Print out every line of the listing below without alteration.

SOURCE DATA
Start of Block

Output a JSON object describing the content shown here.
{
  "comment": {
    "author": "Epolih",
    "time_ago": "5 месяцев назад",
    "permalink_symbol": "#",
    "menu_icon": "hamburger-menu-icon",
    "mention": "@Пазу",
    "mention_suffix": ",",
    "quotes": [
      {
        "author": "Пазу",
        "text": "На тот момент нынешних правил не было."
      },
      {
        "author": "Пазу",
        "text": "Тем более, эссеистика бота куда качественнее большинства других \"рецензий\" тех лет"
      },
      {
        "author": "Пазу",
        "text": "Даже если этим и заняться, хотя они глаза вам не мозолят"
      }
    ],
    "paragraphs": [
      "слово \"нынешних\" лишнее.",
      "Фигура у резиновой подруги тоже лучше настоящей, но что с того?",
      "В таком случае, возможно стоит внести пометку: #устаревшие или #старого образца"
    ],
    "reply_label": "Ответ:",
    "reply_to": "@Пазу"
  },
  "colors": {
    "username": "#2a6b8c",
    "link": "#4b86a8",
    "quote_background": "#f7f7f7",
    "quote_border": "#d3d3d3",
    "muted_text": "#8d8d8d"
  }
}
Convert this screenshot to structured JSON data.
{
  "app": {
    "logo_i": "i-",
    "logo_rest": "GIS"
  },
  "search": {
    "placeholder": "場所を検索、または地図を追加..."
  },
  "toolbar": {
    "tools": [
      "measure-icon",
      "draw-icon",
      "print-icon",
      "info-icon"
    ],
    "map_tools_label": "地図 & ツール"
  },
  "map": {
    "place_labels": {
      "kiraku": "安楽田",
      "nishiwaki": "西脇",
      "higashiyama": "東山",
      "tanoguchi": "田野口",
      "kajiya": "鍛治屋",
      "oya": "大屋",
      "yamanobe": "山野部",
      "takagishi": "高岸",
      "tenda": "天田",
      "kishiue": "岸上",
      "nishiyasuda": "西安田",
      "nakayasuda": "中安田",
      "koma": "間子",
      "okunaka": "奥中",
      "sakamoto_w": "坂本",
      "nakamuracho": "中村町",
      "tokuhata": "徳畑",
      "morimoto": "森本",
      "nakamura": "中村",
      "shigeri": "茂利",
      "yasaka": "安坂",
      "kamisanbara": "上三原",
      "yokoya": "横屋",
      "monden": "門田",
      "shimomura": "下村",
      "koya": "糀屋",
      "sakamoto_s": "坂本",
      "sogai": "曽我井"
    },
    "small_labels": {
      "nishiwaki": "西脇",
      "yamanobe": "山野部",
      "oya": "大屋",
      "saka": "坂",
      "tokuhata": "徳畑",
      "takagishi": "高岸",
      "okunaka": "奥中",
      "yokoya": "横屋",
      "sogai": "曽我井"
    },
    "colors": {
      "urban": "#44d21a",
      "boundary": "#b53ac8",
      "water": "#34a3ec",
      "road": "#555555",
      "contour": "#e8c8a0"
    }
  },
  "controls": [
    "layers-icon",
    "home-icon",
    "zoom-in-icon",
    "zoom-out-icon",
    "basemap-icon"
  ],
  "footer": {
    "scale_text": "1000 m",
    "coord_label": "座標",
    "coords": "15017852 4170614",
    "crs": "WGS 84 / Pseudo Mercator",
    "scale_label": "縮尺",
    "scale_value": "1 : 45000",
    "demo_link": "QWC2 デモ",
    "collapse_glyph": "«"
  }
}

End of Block

COMPLETED EXERCISE
Output a JSON object describing the content shown here.
{
  "comment": {
    "author": "Epolih",
    "time_ago": "5 месяцев назад",
    "permalink_symbol": "#",
    "menu_icon": "hamburger-menu-icon",
    "mention": "@Пазу",
    "mention_suffix": ",",
    "quotes": [
      {
        "author": "Пазу",
        "text": "На тот момент нынешних правил не было."
      },
      {
        "author": "Пазу",
        "text": "Тем более, эссеистика бота куда качественнее большинства других \"рецензий\" тех лет"
      },
      {
        "author": "Пазу",
        "text": "Даже если этим и заняться, хотя они глаза вам не мозолят"
      }
    ],
    "paragraphs": [
      "слово \"нынешних\" лишнее.",
      "Фигура у резиновой подруги тоже лучше настоящей, но что с того?",
      "В таком случае, возможно стоит внести пометку: #устаревшие или #старого образца"
    ],
    "reply_label": "Ответ:",
    "reply_to": "@Пазу"
  },
  "colors": {
    "username": "#2a6b8c",
    "link": "#4b86a8",
    "quote_background": "#f7f7f7",
    "quote_border": "#d3d3d3",
    "muted_text": "#8d8d8d"
  }
}
Convert this screenshot to structured JSON data.
{
  "app": {
    "logo_i": "i-",
    "logo_rest": "GIS"
  },
  "search": {
    "placeholder": "場所を検索、または地図を追加..."
  },
  "toolbar": {
    "tools": [
      "measure-icon",
      "draw-icon",
      "print-icon",
      "info-icon"
    ],
    "map_tools_label": "地図 & ツール"
  },
  "map": {
    "place_labels": {
      "kiraku": "安楽田",
      "nishiwaki": "西脇",
      "higashiyama": "東山",
      "tanoguchi": "田野口",
      "kajiya": "鍛治屋",
      "oya": "大屋",
      "yamanobe": "山野部",
      "takagishi": "高岸",
      "tenda": "天田",
      "kishiue": "岸上",
      "nishiyasuda": "西安田",
      "nakayasuda": "中安田",
      "koma": "間子",
      "okunaka": "奥中",
      "sakamoto_w": "坂本",
      "nakamuracho": "中村町",
      "tokuhata": "徳畑",
      "morimoto": "森本",
      "nakamura": "中村",
      "shigeri": "茂利",
      "yasaka": "安坂",
      "kamisanbara": "上三原",
      "yokoya": "横屋",
      "monden": "門田",
      "shimomura": "下村",
      "koya": "糀屋",
      "sakamoto_s": "坂本",
      "sogai": "曽我井"
    },
    "small_labels": {
      "nishiwaki": "西脇",
      "yamanobe": "山野部",
      "oya": "大屋",
      "saka": "坂",
      "tokuhata": "徳畑",
      "takagishi": "高岸",
      "okunaka": "奥中",
      "yokoya": "横屋",
      "sogai": "曽我井"
    },
    "colors": {
      "urban": "#44d21a",
      "boundary": "#b53ac8",
      "water": "#34a3ec",
      "road": "#555555",
      "contour": "#e8c8a0"
    }
  },
  "controls": [
    "layers-icon",
    "home-icon",
    "zoom-in-icon",
    "zoom-out-icon",
    "basemap-icon"
  ],
  "footer": {
    "scale_text": "1000 m",
    "coord_label": "座標",
    "coords": "15017852 4170614",
    "crs": "WGS 84 / Pseudo Mercator",
    "scale_label": "縮尺",
    "scale_value": "1 : 45000",
    "demo_link": "QWC2 デモ",
    "collapse_glyph": "«"
  }
}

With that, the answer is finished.